● Task directions
Exactly as written, repeat all of the records below.

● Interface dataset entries
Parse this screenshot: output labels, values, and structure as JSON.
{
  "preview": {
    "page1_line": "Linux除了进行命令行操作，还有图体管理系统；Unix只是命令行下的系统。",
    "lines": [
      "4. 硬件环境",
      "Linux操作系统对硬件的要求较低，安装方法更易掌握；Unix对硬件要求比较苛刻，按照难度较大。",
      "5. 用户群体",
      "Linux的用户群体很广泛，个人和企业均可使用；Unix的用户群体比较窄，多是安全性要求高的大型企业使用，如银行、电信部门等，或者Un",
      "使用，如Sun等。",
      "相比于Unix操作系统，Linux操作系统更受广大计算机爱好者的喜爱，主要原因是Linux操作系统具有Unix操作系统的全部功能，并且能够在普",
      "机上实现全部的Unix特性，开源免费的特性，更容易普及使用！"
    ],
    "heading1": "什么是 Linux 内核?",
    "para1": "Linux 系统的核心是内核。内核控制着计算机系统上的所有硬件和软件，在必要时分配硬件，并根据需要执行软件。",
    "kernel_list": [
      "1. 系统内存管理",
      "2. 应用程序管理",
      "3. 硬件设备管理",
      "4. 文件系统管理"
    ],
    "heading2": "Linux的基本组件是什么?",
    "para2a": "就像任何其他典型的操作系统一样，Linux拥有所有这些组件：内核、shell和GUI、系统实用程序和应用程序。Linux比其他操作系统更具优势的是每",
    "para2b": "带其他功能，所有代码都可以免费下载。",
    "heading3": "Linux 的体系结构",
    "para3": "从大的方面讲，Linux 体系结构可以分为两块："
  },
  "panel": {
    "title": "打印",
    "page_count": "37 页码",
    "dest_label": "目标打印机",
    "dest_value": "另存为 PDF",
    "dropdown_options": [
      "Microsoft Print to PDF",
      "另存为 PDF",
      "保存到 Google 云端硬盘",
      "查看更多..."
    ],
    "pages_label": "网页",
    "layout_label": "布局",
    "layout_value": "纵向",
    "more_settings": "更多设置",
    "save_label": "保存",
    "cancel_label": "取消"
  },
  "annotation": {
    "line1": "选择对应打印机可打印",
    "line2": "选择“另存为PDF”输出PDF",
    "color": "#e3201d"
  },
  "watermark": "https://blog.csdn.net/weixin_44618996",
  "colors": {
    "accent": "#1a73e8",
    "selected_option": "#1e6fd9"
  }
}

● Exercise answer
Parse this screenshot: output labels, values, and structure as JSON.
{
  "preview": {
    "page1_line": "Linux除了进行命令行操作，还有图体管理系统；Unix只是命令行下的系统。",
    "lines": [
      "4. 硬件环境",
      "Linux操作系统对硬件的要求较低，安装方法更易掌握；Unix对硬件要求比较苛刻，按照难度较大。",
      "5. 用户群体",
      "Linux的用户群体很广泛，个人和企业均可使用；Unix的用户群体比较窄，多是安全性要求高的大型企业使用，如银行、电信部门等，或者Un",
      "使用，如Sun等。",
      "相比于Unix操作系统，Linux操作系统更受广大计算机爱好者的喜爱，主要原因是Linux操作系统具有Unix操作系统的全部功能，并且能够在普",
      "机上实现全部的Unix特性，开源免费的特性，更容易普及使用！"
    ],
    "heading1": "什么是 Linux 内核?",
    "para1": "Linux 系统的核心是内核。内核控制着计算机系统上的所有硬件和软件，在必要时分配硬件，并根据需要执行软件。",
    "kernel_list": [
      "1. 系统内存管理",
      "2. 应用程序管理",
      "3. 硬件设备管理",
      "4. 文件系统管理"
    ],
    "heading2": "Linux的基本组件是什么?",
    "para2a": "就像任何其他典型的操作系统一样，Linux拥有所有这些组件：内核、shell和GUI、系统实用程序和应用程序。Linux比其他操作系统更具优势的是每",
    "para2b": "带其他功能，所有代码都可以免费下载。",
    "heading3": "Linux 的体系结构",
    "para3": "从大的方面讲，Linux 体系结构可以分为两块："
  },
  "panel": {
    "title": "打印",
    "page_count": "37 页码",
    "dest_label": "目标打印机",
    "dest_value": "另存为 PDF",
    "dropdown_options": [
      "Microsoft Print to PDF",
      "另存为 PDF",
      "保存到 Google 云端硬盘",
      "查看更多..."
    ],
    "pages_label": "网页",
    "layout_label": "布局",
    "layout_value": "纵向",
    "more_settings": "更多设置",
    "save_label": "保存",
    "cancel_label": "取消"
  },
  "annotation": {
    "line1": "选择对应打印机可打印",
    "line2": "选择“另存为PDF”输出PDF",
    "color": "#e3201d"
  },
  "watermark": "https://blog.csdn.net/weixin_44618996",
  "colors": {
    "accent": "#1a73e8",
    "selected_option": "#1e6fd9"
  }
}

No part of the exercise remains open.